● Exercise objective
In the entries that follow, find the word "color" and report each line it is on.
Records to use Start Marker
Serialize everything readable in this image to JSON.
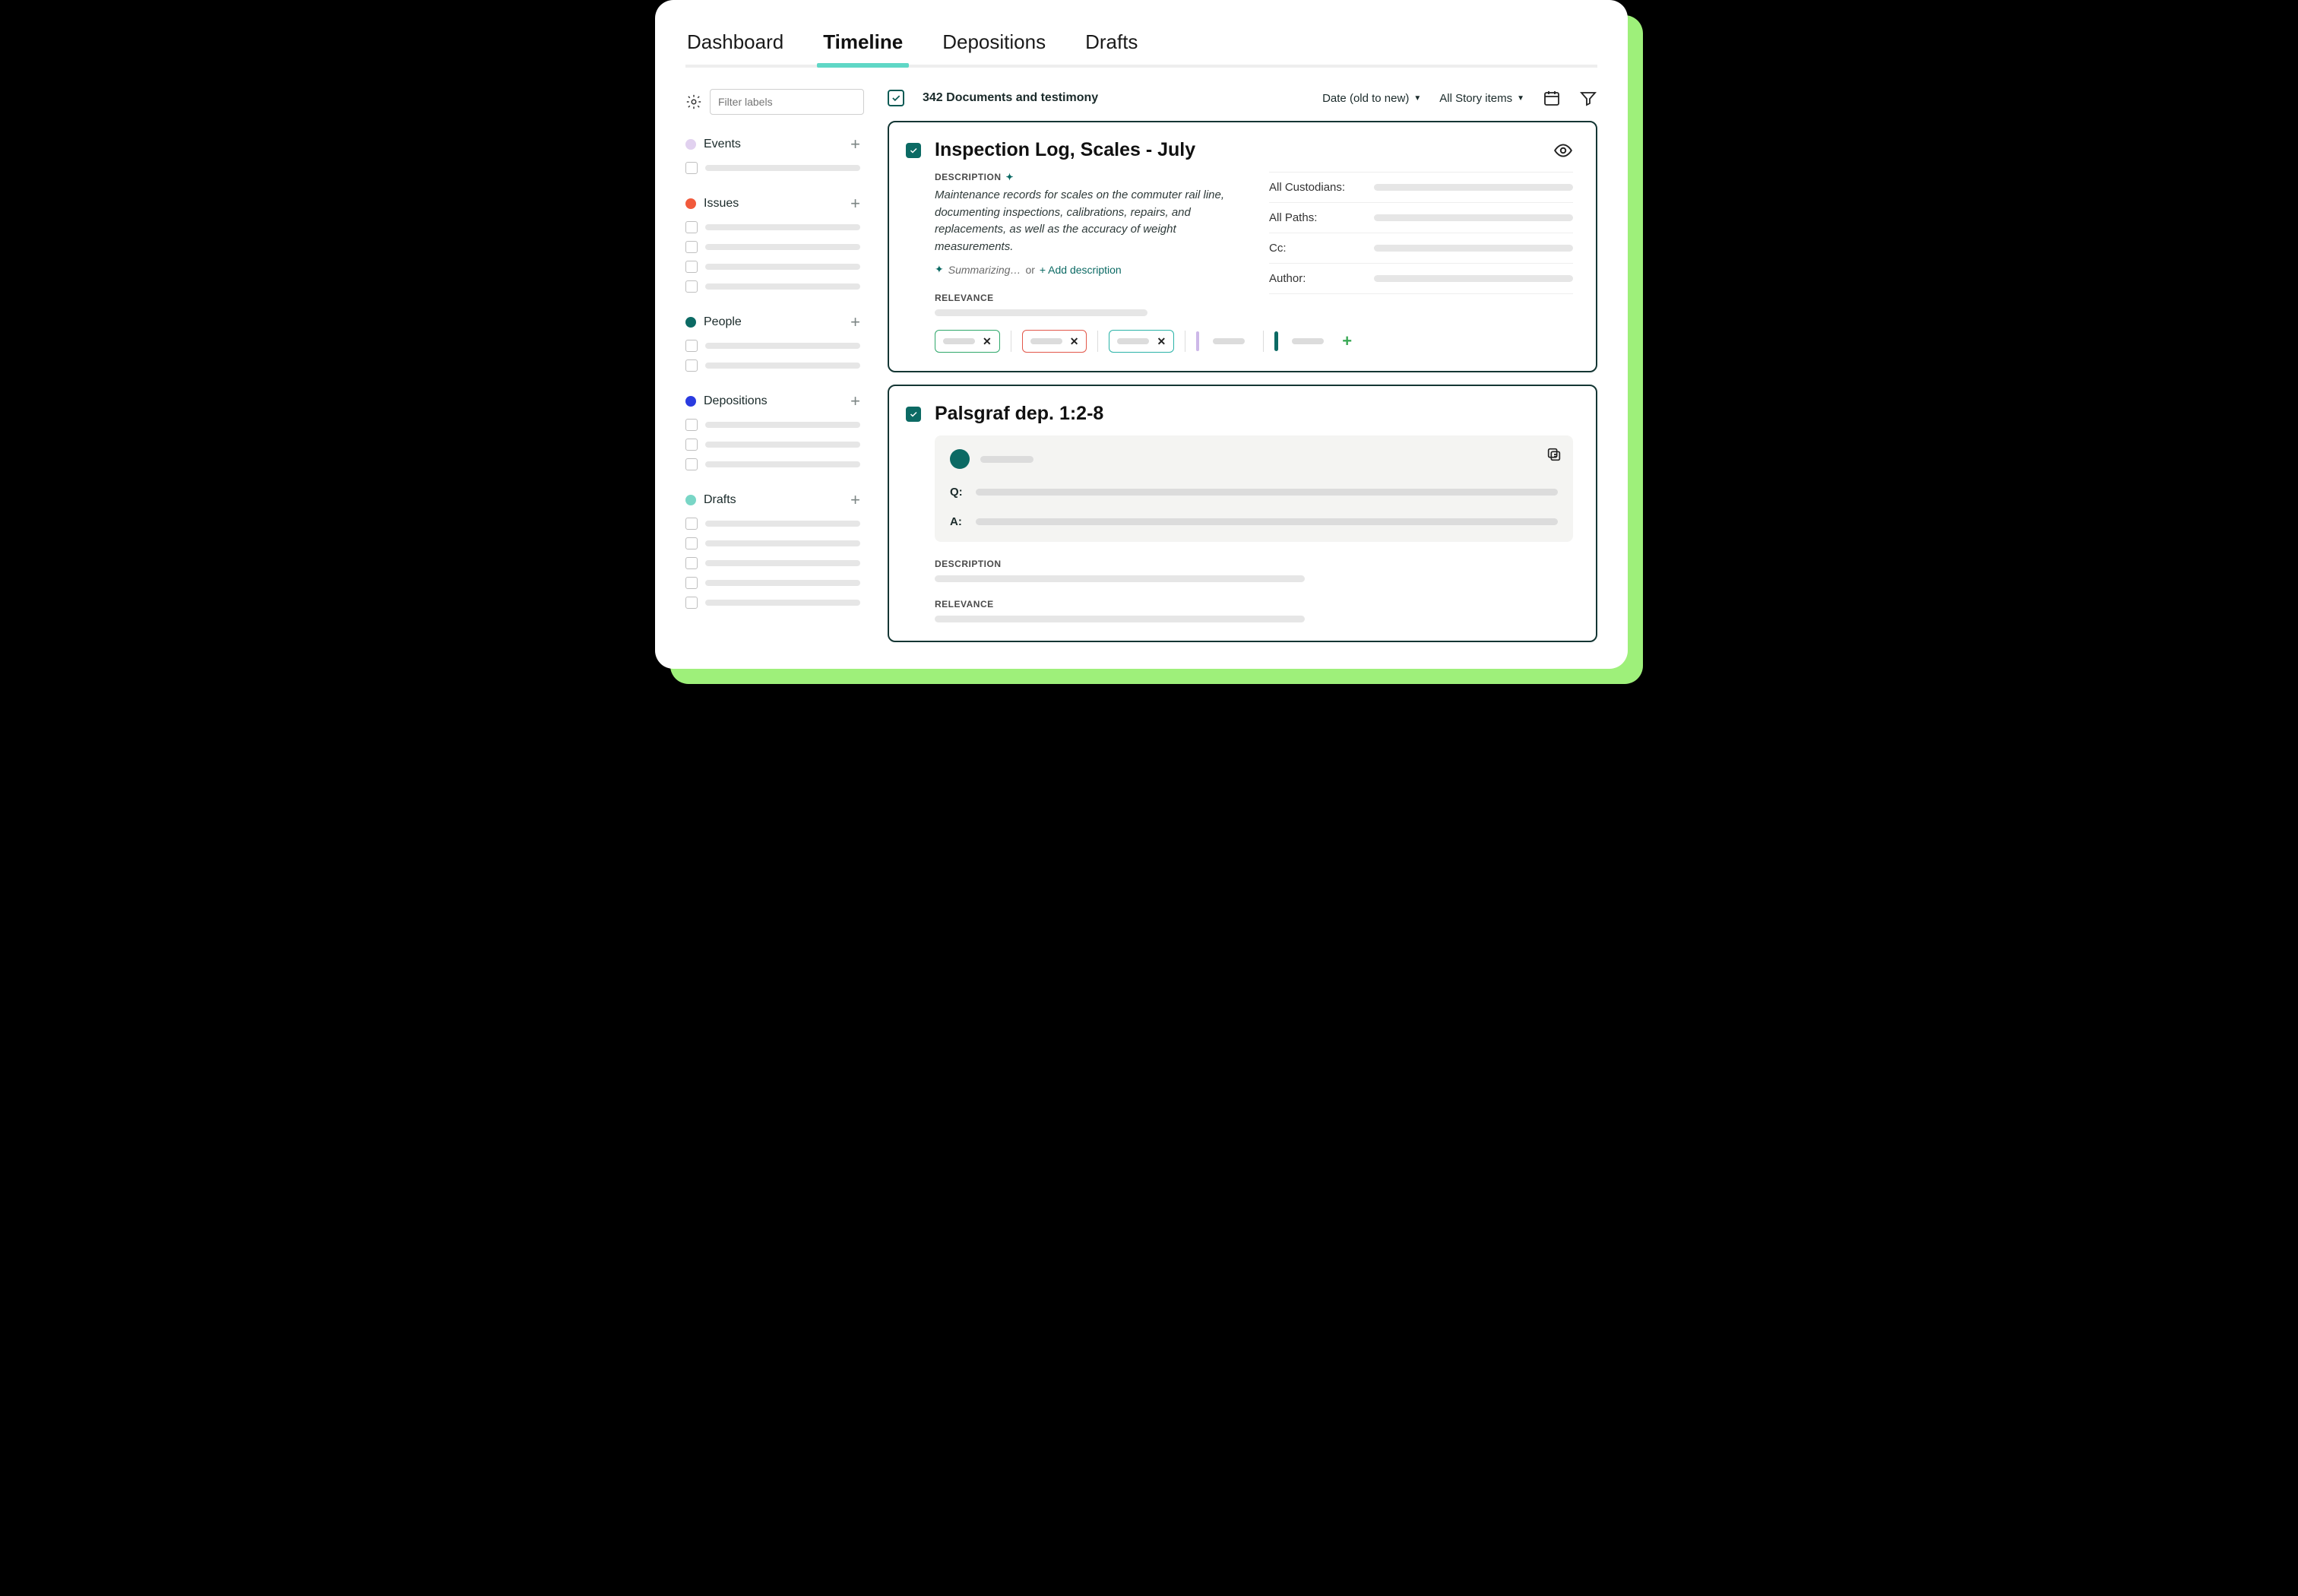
{
  "tabs": [
    "Dashboard",
    "Timeline",
    "Depositions",
    "Drafts"
  ],
  "active_tab": "Timeline",
  "sidebar": {
    "filter_placeholder": "Filter labels",
    "groups": [
      {
        "name": "Events",
        "color": "#e1d1ef",
        "items": 1
      },
      {
        "name": "Issues",
        "color": "#f15a3c",
        "items": 4
      },
      {
        "name": "People",
        "color": "#0c6a64",
        "items": 2
      },
      {
        "name": "Depositions",
        "color": "#2a3be0",
        "items": 3
      },
      {
        "name": "Drafts",
        "color": "#79d6c6",
        "items": 5
      }
    ]
  },
  "toolbar": {
    "count_text": "342 Documents and testimony",
    "sort_label": "Date (old to new)",
    "scope_label": "All Story items"
  },
  "cards": [
    {
      "title": "Inspection Log, Scales - July",
      "description_heading": "DESCRIPTION",
      "description": "Maintenance records for scales on the commuter rail line, documenting inspections, calibrations, repairs, and replacements, as well as the accuracy of weight measurements.",
      "summarizing_label": "Summarizing…",
      "or_label": " or ",
      "add_description_label": "+ Add description",
      "relevance_heading": "RELEVANCE",
      "meta": [
        {
          "label": "All Custodians:"
        },
        {
          "label": "All Paths:"
        },
        {
          "label": "Cc:"
        },
        {
          "label": "Author:"
        }
      ]
    },
    {
      "title": "Palsgraf dep. 1:2-8",
      "q_label": "Q:",
      "a_label": "A:",
      "description_heading": "DESCRIPTION",
      "relevance_heading": "RELEVANCE"
    }
  ]
}
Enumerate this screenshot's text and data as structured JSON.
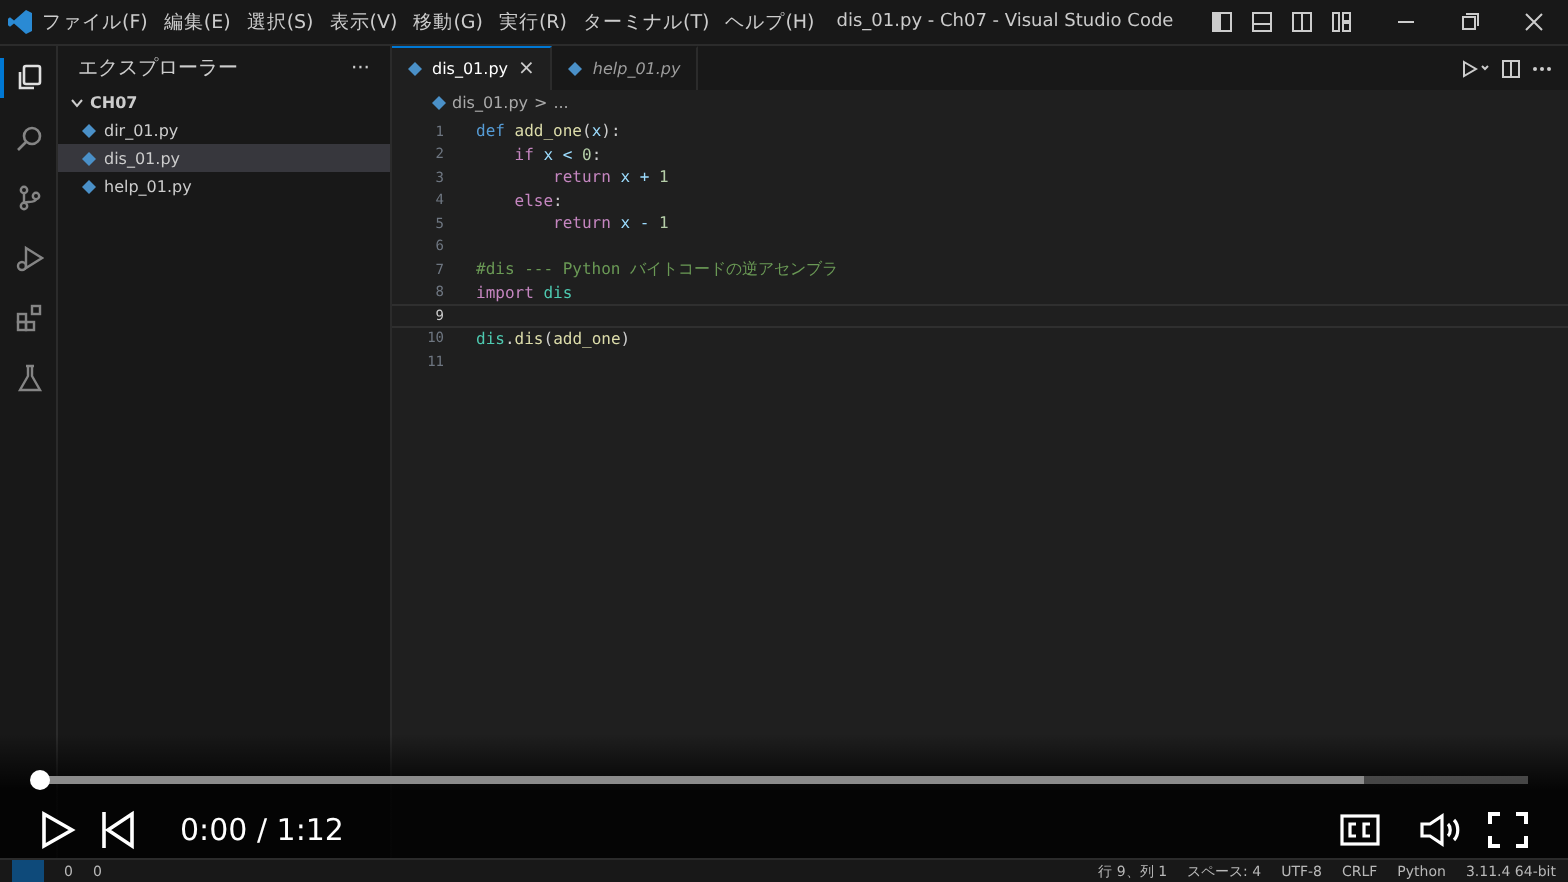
{
  "title_bar": {
    "menus": [
      "ファイル(F)",
      "編集(E)",
      "選択(S)",
      "表示(V)",
      "移動(G)",
      "実行(R)",
      "ターミナル(T)",
      "ヘルプ(H)"
    ],
    "title": "dis_01.py - Ch07 - Visual Studio Code"
  },
  "activity_bar": [
    {
      "kind": "files",
      "selected": true
    },
    {
      "kind": "search",
      "selected": false
    },
    {
      "kind": "source-control",
      "selected": false
    },
    {
      "kind": "run-debug",
      "selected": false
    },
    {
      "kind": "extensions",
      "selected": false
    },
    {
      "kind": "testing",
      "selected": false
    }
  ],
  "sidebar": {
    "title": "エクスプローラー",
    "more": "···",
    "folder": "CH07",
    "files": [
      {
        "name": "dir_01.py",
        "selected": false
      },
      {
        "name": "dis_01.py",
        "selected": true
      },
      {
        "name": "help_01.py",
        "selected": false
      }
    ]
  },
  "tabs": [
    {
      "label": "dis_01.py",
      "selected": true,
      "preview": false,
      "close": "×"
    },
    {
      "label": "help_01.py",
      "selected": false,
      "preview": true
    }
  ],
  "breadcrumb": {
    "file": "dis_01.py",
    "separator": ">",
    "rest": "..."
  },
  "editor": {
    "lines": [
      {
        "number": "1",
        "current": false,
        "tokens": [
          {
            "text": "def",
            "kind": "storage"
          },
          {
            "text": " add_one",
            "kind": "function"
          },
          {
            "text": "(",
            "kind": "plain"
          },
          {
            "text": "x",
            "kind": "param"
          },
          {
            "text": "):",
            "kind": "plain"
          }
        ]
      },
      {
        "number": "2",
        "current": false,
        "tokens": [
          {
            "text": "    if",
            "kind": "control"
          },
          {
            "text": " x < ",
            "kind": "param"
          },
          {
            "text": "0",
            "kind": "number"
          },
          {
            "text": ":",
            "kind": "plain"
          }
        ]
      },
      {
        "number": "3",
        "current": false,
        "tokens": [
          {
            "text": "        return",
            "kind": "control"
          },
          {
            "text": " x + ",
            "kind": "param"
          },
          {
            "text": "1",
            "kind": "number"
          }
        ]
      },
      {
        "number": "4",
        "current": false,
        "tokens": [
          {
            "text": "    else",
            "kind": "control"
          },
          {
            "text": ":",
            "kind": "plain"
          }
        ]
      },
      {
        "number": "5",
        "current": false,
        "tokens": [
          {
            "text": "        return",
            "kind": "control"
          },
          {
            "text": " x - ",
            "kind": "param"
          },
          {
            "text": "1",
            "kind": "number"
          }
        ]
      },
      {
        "number": "6",
        "current": false
      },
      {
        "number": "7",
        "current": false,
        "tokens": [
          {
            "text": "#dis --- Python バイトコードの逆アセンブラ",
            "kind": "comment"
          }
        ]
      },
      {
        "number": "8",
        "current": false,
        "tokens": [
          {
            "text": "import",
            "kind": "control"
          },
          {
            "text": " dis",
            "kind": "module"
          }
        ]
      },
      {
        "number": "9",
        "current": true
      },
      {
        "number": "10",
        "current": false,
        "tokens": [
          {
            "text": "dis",
            "kind": "module"
          },
          {
            "text": ".",
            "kind": "plain"
          },
          {
            "text": "dis",
            "kind": "function"
          },
          {
            "text": "(",
            "kind": "plain"
          },
          {
            "text": "add_one",
            "kind": "function"
          },
          {
            "text": ")",
            "kind": "plain"
          }
        ]
      },
      {
        "number": "11",
        "current": false
      }
    ]
  },
  "status_bar": {
    "errors": "0",
    "warnings": "0",
    "items": [
      "行 9、列 1",
      "スペース: 4",
      "UTF-8",
      "CRLF",
      "Python",
      "3.11.4 64-bit"
    ]
  },
  "player": {
    "progress": {
      "level": 0
    },
    "buffer": {
      "level": 0.89
    },
    "time": "0:00 / 1:12"
  }
}
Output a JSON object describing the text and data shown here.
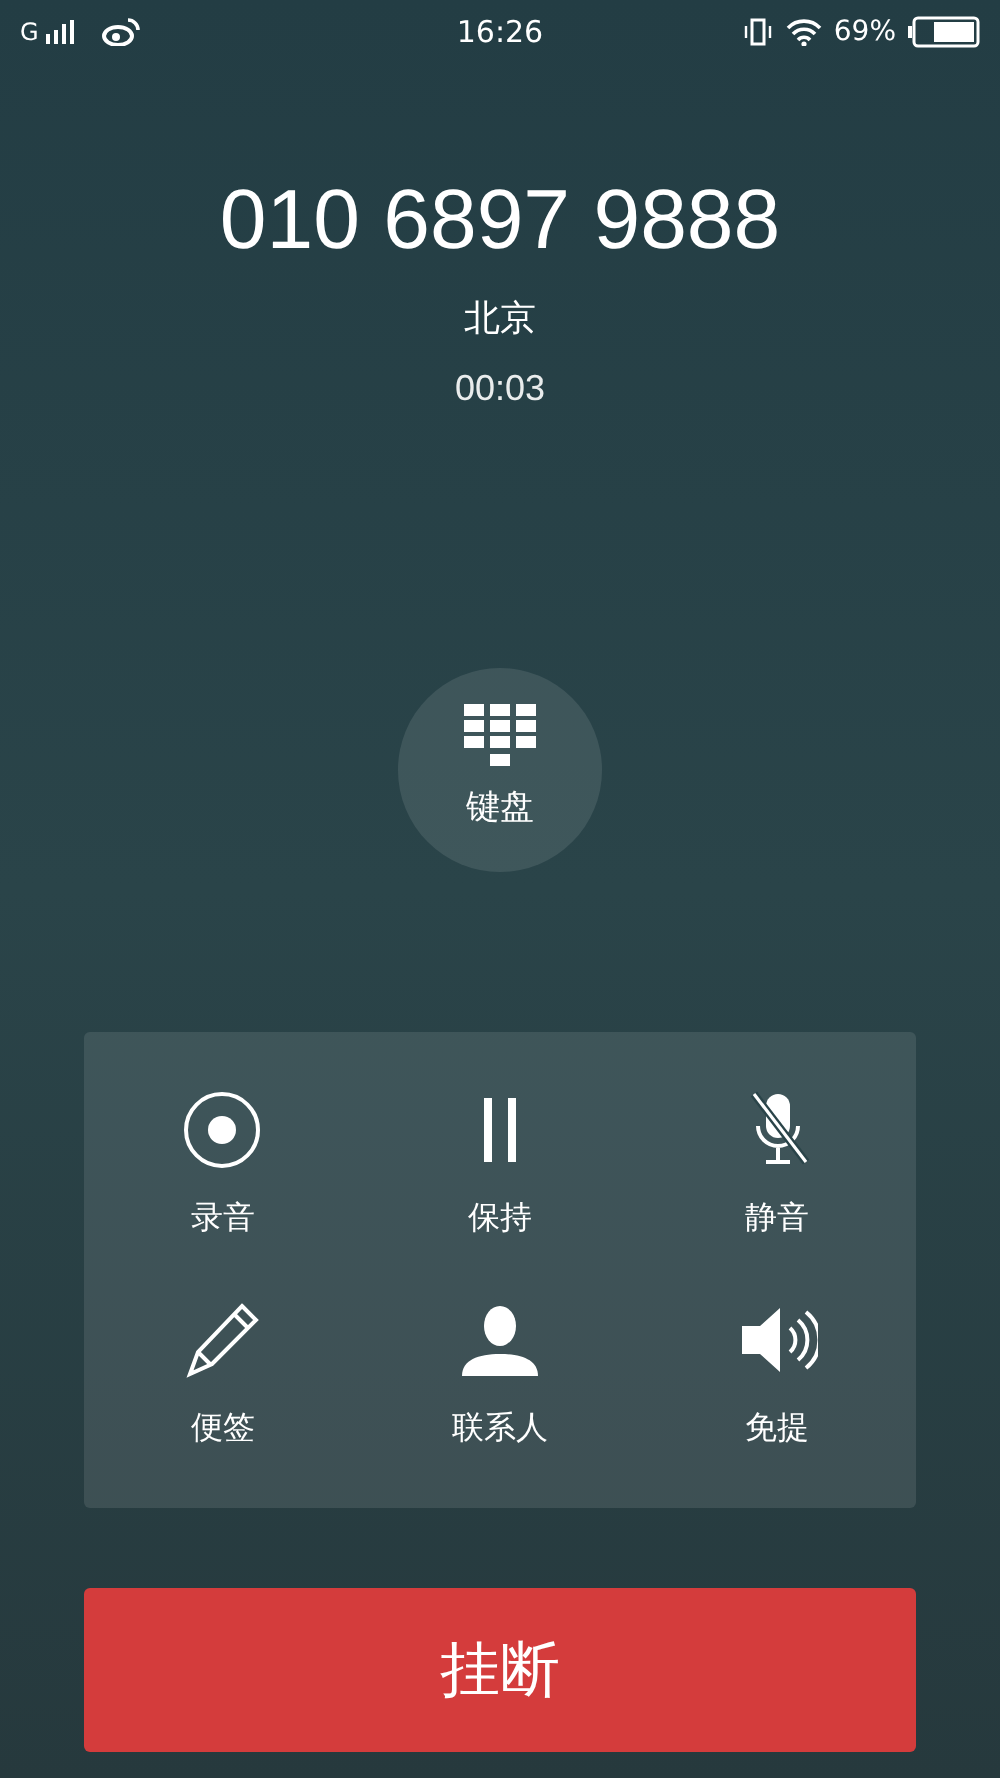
{
  "status_bar": {
    "network": "G",
    "time": "16:26",
    "battery": "69%"
  },
  "call": {
    "number": "010 6897 9888",
    "location": "北京",
    "duration": "00:03"
  },
  "keypad_button": {
    "label": "键盘"
  },
  "actions": [
    {
      "kind": "record",
      "label": "录音"
    },
    {
      "kind": "hold",
      "label": "保持"
    },
    {
      "kind": "mute",
      "label": "静音"
    },
    {
      "kind": "note",
      "label": "便签"
    },
    {
      "kind": "contacts",
      "label": "联系人"
    },
    {
      "kind": "speaker",
      "label": "免提"
    }
  ],
  "hangup_button": {
    "label": "挂断"
  }
}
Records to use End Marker
● Task response
        "color": "#e1d1ef",
        "color": "#f15a3c",
        "color": "#0c6a64",
        "color": "#2a3be0",
        "color": "#79d6c6",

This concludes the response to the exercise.